## About this exercise
Search the entries below for the word "profile", then copy each line in which it is found.

----- Material supplied -----

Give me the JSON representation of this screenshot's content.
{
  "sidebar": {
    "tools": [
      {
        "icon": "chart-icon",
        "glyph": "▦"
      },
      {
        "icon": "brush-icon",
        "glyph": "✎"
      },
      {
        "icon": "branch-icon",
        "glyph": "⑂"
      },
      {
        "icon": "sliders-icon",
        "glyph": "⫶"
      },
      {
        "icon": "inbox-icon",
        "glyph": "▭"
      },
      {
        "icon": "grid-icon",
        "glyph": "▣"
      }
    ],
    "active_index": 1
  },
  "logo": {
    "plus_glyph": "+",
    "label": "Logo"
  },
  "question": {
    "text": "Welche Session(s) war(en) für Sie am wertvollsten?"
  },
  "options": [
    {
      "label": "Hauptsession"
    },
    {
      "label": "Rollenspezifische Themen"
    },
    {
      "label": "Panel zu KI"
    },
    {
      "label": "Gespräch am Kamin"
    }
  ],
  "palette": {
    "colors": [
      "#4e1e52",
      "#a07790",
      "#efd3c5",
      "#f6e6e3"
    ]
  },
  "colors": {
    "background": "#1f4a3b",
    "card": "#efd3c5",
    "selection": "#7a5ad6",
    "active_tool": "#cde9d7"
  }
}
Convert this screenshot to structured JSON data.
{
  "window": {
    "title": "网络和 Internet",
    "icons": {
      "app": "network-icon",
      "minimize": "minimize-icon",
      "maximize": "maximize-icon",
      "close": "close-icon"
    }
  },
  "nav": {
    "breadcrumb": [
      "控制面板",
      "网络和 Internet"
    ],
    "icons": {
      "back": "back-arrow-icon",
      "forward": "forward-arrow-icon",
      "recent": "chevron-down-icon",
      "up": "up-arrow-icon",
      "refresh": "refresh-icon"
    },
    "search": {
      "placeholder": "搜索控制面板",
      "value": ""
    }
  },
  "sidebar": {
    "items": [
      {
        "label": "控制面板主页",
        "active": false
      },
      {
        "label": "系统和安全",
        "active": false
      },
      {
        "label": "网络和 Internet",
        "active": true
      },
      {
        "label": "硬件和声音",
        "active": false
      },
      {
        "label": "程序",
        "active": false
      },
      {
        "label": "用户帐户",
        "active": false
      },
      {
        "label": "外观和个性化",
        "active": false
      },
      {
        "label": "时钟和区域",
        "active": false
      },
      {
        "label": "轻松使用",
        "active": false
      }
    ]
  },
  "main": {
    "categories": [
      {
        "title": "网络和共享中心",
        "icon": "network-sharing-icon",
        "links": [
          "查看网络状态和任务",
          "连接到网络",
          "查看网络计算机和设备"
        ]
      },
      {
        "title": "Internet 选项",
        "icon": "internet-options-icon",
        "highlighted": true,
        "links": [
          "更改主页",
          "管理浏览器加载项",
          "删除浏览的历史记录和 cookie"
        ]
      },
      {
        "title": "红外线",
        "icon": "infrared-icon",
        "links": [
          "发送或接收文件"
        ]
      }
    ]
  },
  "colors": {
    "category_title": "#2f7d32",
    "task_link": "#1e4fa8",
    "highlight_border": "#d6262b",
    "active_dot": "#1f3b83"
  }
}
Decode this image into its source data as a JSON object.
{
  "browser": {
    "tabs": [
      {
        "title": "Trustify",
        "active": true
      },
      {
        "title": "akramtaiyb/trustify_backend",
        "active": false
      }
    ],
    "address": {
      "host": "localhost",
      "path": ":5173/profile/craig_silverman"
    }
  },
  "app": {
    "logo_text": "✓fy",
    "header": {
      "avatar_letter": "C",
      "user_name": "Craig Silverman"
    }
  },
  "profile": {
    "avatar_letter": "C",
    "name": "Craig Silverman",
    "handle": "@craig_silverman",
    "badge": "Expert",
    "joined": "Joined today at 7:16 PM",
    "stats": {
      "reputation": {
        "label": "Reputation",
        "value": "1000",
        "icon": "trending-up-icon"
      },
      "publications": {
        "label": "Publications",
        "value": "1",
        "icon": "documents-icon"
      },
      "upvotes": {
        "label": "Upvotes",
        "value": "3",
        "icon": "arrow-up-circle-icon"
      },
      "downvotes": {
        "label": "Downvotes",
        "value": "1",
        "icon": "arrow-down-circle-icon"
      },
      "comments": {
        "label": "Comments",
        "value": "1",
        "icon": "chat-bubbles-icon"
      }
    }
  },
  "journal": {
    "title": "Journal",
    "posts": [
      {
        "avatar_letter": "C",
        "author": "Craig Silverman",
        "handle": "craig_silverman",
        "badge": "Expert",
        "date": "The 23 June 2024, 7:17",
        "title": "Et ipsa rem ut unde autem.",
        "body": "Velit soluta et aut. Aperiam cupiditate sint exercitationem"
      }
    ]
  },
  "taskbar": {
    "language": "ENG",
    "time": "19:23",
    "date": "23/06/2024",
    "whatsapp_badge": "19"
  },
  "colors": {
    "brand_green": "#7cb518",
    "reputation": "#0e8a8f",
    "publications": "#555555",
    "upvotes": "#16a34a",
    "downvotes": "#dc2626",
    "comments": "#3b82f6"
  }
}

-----

## Reply
      "path": ":5173/profile/craig_silverman"
  "profile": {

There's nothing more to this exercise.